Last night, the shareholders of Mount Olympus Awards, LLC had a 4 or 5 hour scheduled meeting in a local office and solidified our plans for the business, which I discussed a few days ago (see Wholesale Chenille Letters, Patches, and Varsity Jacket Business Launching). The end decision was we are going much farther than we originally anticipated after doing a DuPont Return on Equity analysis. Far from being just ruthless on pricing, like I promised, we are about to drop a nuclear bomb on the letterman jacket industry by transforming our company into the same business model used by Rose Blumkin to build Nebraska Furniture Mart. We generate higher returns on equity for shareholders, our customers save money to a degree that wasn’t even possible only a few years ago, and we have the opportunity to compete for additional business that we previously chose not to pursue.
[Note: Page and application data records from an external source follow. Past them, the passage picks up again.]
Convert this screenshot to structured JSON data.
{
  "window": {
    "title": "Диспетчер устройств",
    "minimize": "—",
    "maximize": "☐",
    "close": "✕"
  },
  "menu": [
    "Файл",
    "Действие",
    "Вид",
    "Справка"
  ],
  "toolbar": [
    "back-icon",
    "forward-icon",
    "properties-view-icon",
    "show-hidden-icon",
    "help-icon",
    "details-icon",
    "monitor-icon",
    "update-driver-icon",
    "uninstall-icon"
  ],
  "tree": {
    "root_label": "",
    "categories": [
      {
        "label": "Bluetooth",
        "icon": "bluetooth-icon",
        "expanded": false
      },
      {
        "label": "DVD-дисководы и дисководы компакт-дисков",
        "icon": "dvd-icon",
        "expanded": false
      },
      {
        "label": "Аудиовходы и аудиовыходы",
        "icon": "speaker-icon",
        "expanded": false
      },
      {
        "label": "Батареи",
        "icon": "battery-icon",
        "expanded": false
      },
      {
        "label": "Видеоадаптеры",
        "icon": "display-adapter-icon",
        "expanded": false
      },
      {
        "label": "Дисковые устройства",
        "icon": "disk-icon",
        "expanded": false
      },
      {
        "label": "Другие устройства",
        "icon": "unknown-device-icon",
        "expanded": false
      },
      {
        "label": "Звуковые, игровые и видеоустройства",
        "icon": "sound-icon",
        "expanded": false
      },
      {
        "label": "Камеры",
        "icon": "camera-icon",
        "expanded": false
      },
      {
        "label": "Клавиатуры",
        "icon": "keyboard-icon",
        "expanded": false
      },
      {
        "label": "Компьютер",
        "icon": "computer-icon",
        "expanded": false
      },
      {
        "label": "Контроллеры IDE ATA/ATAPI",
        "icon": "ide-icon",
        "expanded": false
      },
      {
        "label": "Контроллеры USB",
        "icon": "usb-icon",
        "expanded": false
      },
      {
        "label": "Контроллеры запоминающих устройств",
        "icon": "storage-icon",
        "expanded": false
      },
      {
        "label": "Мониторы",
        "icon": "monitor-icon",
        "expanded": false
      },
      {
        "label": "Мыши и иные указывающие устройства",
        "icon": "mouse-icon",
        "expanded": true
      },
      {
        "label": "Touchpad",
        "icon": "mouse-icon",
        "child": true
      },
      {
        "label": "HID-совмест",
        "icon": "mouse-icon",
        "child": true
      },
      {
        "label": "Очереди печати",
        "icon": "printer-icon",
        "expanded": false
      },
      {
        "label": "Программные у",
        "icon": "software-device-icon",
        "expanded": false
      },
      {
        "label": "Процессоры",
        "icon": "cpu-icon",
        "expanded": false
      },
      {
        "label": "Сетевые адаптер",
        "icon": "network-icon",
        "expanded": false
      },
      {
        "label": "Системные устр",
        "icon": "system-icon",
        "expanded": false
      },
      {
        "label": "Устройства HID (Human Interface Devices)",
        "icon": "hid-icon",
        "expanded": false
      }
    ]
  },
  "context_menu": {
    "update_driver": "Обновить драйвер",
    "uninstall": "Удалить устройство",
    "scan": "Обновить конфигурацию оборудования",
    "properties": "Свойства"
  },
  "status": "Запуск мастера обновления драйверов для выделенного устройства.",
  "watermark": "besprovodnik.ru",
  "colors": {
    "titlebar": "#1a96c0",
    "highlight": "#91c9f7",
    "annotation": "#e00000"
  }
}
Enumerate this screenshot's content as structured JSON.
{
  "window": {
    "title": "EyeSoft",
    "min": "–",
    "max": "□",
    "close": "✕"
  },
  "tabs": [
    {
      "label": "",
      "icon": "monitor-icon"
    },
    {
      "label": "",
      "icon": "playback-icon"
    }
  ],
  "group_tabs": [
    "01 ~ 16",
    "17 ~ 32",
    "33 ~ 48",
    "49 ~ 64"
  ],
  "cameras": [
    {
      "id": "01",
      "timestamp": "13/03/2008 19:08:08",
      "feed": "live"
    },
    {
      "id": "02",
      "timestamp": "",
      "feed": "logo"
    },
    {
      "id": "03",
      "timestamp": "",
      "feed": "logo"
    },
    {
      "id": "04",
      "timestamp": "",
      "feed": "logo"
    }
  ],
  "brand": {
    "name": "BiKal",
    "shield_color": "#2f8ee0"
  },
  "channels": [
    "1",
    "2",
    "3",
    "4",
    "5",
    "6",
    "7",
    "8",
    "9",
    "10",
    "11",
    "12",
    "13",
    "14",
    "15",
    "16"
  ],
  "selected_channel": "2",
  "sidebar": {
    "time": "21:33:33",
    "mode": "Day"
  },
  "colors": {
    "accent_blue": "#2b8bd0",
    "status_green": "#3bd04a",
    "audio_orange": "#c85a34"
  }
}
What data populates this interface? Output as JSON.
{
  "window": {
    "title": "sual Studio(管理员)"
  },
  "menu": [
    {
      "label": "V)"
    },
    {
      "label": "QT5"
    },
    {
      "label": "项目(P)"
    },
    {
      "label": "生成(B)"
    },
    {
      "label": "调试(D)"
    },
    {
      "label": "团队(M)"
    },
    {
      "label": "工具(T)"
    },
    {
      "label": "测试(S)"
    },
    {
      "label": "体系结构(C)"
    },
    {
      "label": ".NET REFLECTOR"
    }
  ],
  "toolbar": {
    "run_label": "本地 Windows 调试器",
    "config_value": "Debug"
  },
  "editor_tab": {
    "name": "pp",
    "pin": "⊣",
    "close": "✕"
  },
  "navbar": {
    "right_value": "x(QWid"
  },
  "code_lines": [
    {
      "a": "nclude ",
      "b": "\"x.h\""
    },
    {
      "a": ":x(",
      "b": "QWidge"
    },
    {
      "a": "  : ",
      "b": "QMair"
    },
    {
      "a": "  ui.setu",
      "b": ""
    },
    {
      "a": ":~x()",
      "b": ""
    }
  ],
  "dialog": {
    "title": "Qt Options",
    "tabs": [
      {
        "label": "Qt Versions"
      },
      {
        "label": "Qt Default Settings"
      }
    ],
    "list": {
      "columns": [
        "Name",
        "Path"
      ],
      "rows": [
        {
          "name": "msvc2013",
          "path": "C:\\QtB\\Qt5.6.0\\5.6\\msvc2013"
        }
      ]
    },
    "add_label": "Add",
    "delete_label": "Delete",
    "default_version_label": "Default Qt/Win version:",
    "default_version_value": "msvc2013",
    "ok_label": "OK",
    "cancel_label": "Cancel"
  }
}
There are four components to this plan, which launches within 12 hours:
1. Drastic retail price reductions on letterman jackets, varsity jackets, and letter sweaters
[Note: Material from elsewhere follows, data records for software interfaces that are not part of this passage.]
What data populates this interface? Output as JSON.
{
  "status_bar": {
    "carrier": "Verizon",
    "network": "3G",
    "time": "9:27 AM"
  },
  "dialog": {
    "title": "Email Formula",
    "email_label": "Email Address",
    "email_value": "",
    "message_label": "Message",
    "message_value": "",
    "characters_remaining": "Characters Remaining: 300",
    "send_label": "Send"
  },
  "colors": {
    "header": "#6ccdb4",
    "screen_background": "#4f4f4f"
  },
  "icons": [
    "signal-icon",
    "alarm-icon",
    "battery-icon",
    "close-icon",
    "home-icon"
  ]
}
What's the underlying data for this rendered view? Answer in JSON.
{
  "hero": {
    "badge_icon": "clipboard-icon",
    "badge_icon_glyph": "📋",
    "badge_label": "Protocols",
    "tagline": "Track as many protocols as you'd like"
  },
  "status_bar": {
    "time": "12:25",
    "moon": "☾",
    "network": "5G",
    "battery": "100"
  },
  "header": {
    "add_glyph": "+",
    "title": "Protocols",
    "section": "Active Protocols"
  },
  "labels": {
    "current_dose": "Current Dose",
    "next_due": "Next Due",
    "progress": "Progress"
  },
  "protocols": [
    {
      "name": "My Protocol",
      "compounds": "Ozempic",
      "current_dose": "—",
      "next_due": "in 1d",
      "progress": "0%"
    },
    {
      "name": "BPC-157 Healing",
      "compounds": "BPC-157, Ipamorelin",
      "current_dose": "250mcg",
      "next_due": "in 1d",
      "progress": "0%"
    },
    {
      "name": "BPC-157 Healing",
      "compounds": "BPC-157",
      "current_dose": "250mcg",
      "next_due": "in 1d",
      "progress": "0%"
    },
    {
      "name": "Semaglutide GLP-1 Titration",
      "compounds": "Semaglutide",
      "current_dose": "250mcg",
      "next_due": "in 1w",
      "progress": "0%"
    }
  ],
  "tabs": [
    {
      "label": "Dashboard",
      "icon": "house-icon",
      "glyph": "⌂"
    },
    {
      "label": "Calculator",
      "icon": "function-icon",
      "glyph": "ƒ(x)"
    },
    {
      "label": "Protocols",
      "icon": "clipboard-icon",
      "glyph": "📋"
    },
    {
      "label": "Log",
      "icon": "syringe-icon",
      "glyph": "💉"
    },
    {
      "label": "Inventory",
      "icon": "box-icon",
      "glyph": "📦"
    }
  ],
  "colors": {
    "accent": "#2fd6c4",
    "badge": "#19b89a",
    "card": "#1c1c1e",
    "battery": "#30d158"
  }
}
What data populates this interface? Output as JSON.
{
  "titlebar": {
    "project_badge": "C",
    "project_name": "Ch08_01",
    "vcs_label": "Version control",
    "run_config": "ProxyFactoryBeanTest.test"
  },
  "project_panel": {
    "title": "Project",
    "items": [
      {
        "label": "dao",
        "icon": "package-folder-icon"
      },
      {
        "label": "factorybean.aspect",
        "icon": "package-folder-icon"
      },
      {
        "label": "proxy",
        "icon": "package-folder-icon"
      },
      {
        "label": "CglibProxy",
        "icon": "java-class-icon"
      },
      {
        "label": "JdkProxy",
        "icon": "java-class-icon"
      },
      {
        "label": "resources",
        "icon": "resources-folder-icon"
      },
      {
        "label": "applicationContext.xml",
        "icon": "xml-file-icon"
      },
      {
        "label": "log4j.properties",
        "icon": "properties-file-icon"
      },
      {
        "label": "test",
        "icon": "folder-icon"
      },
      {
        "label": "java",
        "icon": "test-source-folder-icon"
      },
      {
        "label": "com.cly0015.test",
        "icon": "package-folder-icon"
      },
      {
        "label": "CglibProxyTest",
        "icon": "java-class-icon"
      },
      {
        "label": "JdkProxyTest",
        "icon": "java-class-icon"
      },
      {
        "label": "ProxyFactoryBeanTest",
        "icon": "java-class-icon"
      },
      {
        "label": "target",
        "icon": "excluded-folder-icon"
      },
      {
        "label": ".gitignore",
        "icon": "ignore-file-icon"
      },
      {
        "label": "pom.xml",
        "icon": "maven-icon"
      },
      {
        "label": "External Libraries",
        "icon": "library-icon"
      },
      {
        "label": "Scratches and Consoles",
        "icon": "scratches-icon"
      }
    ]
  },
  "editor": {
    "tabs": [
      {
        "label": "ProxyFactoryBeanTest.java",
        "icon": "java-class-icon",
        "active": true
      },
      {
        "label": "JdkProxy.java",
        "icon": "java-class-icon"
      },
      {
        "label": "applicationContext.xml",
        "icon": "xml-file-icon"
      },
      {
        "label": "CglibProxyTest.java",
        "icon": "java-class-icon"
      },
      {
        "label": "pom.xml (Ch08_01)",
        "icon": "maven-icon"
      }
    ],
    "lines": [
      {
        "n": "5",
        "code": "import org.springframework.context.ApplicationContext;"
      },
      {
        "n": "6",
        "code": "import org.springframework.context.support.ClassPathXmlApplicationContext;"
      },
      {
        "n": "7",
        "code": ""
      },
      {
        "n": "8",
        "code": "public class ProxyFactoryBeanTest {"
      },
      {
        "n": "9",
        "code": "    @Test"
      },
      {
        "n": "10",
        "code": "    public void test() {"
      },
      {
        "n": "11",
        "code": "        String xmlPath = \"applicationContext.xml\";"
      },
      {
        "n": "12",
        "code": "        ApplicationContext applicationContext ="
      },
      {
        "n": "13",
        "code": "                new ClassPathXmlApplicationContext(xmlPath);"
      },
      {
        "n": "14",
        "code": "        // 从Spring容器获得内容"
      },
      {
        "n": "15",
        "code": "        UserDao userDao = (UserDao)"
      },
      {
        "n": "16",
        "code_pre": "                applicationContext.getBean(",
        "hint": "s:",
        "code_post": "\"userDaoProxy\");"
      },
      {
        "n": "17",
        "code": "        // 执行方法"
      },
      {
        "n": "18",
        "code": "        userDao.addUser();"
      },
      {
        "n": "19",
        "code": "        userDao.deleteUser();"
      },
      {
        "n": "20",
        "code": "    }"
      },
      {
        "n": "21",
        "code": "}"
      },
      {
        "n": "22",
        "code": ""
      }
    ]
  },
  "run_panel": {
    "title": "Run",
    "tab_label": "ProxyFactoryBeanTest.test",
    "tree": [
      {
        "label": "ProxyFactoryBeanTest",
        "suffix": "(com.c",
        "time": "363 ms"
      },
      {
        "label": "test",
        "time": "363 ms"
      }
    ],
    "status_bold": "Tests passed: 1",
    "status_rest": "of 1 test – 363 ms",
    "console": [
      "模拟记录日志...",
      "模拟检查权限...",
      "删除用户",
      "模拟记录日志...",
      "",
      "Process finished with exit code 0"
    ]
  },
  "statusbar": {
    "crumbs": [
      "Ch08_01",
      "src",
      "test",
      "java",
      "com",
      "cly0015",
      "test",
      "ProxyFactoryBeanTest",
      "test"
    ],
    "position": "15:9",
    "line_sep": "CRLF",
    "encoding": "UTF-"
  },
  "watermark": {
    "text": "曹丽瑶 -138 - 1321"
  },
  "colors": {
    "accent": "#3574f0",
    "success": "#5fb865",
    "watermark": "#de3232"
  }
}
We are dropping the price of our brand name, American-manufactured stock letterman jackets (companies such as Rock Creek, Holloway, and any remaining DeLong merchandise) to $129.95 from the MSRP of $239.95, giving customers $110.00 off, or 45.84%. We already dominate the industry, yet our market analysis shows that we have an opportunity to more than make up for the price drop in volume profits. Given that there is very little cost of capital due to our business model, there is no down side. In other words, individuals can now purchase their letterman jackets and varsity jackets from us for less than many wholesale companies can purchase them! The same brand names, the same quality, with no minimum orders. We will still earn attractive margins due to the sheer quantity of merchandise moving through our system. The same is true for our letter sweaters, which we are dropping from an MSRP of $180.00 per letter sweater to $69.95, a total discount of $110.05 or 61.14%.
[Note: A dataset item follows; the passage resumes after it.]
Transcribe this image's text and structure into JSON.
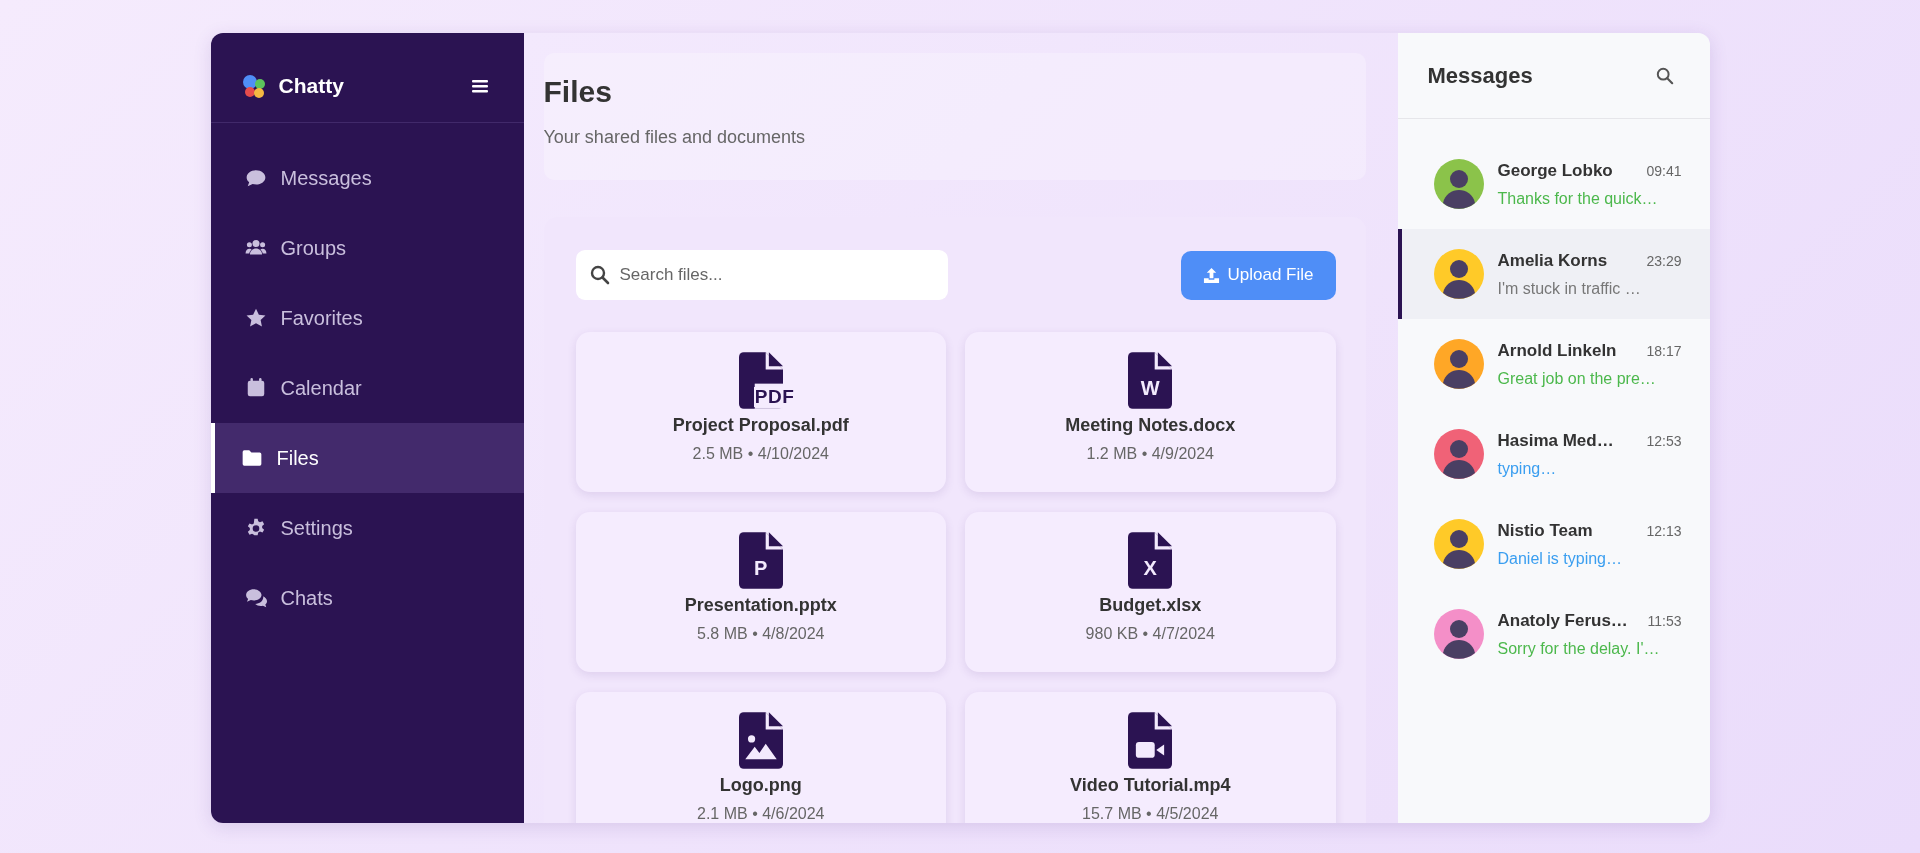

2. Launching a direct-to-school and corporate division that offers wholesale prices
We are transforming MOA Team Supply into a direct-to-school and institutional business that will sell wholesale custom chenille letters, patches, and awards at prices below what most American manufacturers can manufacture the product for in their own facilities. These products, with only a few exceptions, are made here in the United States. Due to our volume, we will still make more than adequate compensation (in fact, our profit margins are comparable to those of one of the firms I admire, Bloomberg, LP). My team has identified 3-4 of the top players in this market and we are going to aggressively go after their business. We can beat their prices, and in many cases, offer faster delivery.
3. We will devote whatever capital is necessary to becoming the nation’s largest retailer and direct-to-school custom chenille and letterman jacket company
Mount Olympus Awards has indirectly served as one of the investment vehicles through which I had put capital to work. For instance, during the crash in March of 2010, I used the company’s cash flow to engage the capital markets heavily; e.g., when General Electric had fallen from $40 to below $6, I had the company buy a hell of a lot of common stock and even more LEAP (long-term call options) that have been obscenely profitable and will show up on our 2010 tax return (GE is back up above $16 per share). Hence, the old inside joke among the shareholders that we are basically a hedge fund in drag. In order to support these changes, I will halt all dividends, except tax distributions, and we will retain all of our capital to commit to whatever purchases are necessary with our letterman jacket vendors and suppliers. Capital markets investments will come second to our primary business.
4. We will expand our product offerings into complimentary lines, such as embroidered patches worn by those in the service industry (sewn on or ironed on to a mechanic’s uniform, for instance).
We already have the relationships with the vendors necessary to immediately jump head first into this line of business, and we attract millions upon millions of page views at our various online sites each year. With a database of tens of thousands of customer names, we can hit the ground running.
The Ultimate Plan
Despite my general distaste for selling assets, I would consider selling the letterman jacket business within 3-5 years (not before then because the things we have in development are paying off heavily, meaning that every day that goes by, the underlying operating profits and cash flow continues to expand geometrically and that would mean a higher valuation for us, and a better, more powerful strategic asset for the firm that acquired us).